What an interesting look into academia. Teaching really is a gift.
Happy New Year! Deb, hope you feel better soon. As a retired high school teacher, I can relate to thinking about my job 24/7. When preparing lesson, I often taught them in my sleep. So often living on 4 hours sleep. My mind never shut down – not even on breaks, thinking how to help students, the next lesson, the lesson I was teaching, researching a new idea. Now I sometimes read a good book half the night. Or think about writing book reviews.
Now I use my talents caring for my three grandkids – before and after school, and I have been caring for my 3 year old granddaughter since she was 3 months old. I am getting ready to go to their house in the next hour. We are anxiously awaiting the birth of granddaughter Seeley Rose, mid January. I will also be daily caring for her. My daughter in law is an elementary school principal.
Best wishes and may you feel better soon. Happy writing.
I love taking care of my grandkids–well, my grandson, now that my granddaughter lives so far away.
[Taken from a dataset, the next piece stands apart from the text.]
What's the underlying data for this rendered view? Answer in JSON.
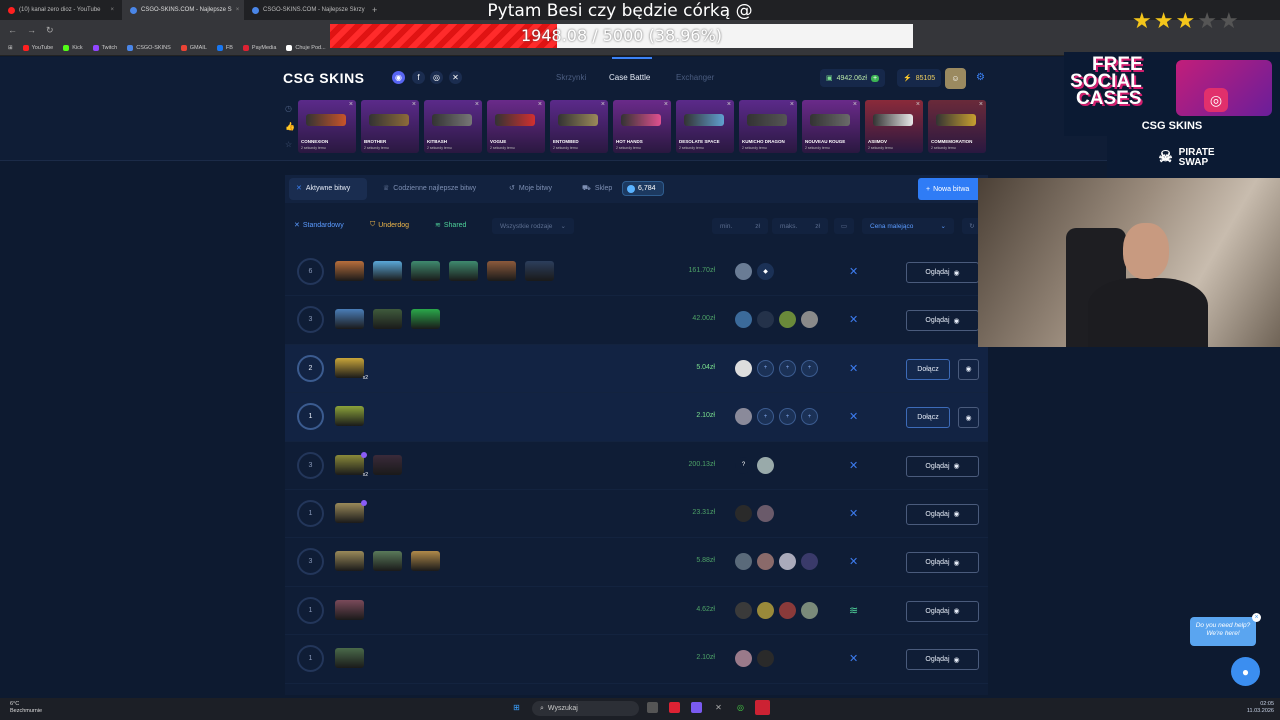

It’s a real blessing!
Barbara Scott says
Happy New Year, Deb! I pray that nasty virus you have will depart sooner rather than later. The writing life is a delicate balance between working 24/7 and giving yourself a break to recharge. I hope you’ll find time to slow down a bit and “smell the roses” even in the midst of winter and chaos. May the Lord bless your day!
Hi Barbara. I wish I could figure out how to turn my mind off. I’m going on a cruise with The Texas Tenors in a month and that’s ALL I want to be thinking about. Rest, relaxation, and awesome music.
Valerie Comer says
I an so relate! I finished a first draft on Dec 23 and was determined to take the rest of the year off. Eight days! I couldn’t do it. Every time the house was quiet I found myself poking at character work for my next story, or poking at my website, or poking at upcoming blog posts.
Hope you feel better soon, Dec. No fun having The Crud.
It’s just a writer thing, isn’t it, Valerie. Even when I try, I fail. Even when I say I’m “completely burned out,” I end up with a pen and a notebook, scribbling ideas.
Jill Weatherholt says
How comforting to know that I’m not alone. I’ve tried to take breaks, but I feel as though I’m wasting time.
I hope you feel better soon, Deb!
I see a lot of blogs about how we shouldn’t ever watch TV or when we can put in more writing time by getting up earlier (HA! Fat chance) and I think it loads extra guilt on us when we’re not writing. We ought to be able to take the night off and watch TV. If I figure out how to do it, I’ll let you know. =)
Merrillee Whren says
Deb, hope you are feeling better soon. “Have computer. Will travel,” is my motto.
I like the TRAVEL part. =)
I do daycare,teach Sunday school and a Wednesday night girls class called prims. We’re moving to Kentucky to help my daughter with her kids and to retire. My mind is frequently thinking of things to do with all the children. I have a hard time turning off my mind to relax also. I just keep thinking off all the things that need to happen. Reading is one way i relax?! So…..thanks for writing
I read to relax, as well. And use audiobooks when I have to clean. =)
Shelia Hall says
I’m not a writer but i do have friends who are and they are constantly asking for help with book plots
A second mind is always helpful when we get stuck.
Linda Herold says
Happy New Year! I am a recently retired special education teacher. For thirty years I thought about my job 24/7, so I “get” you!!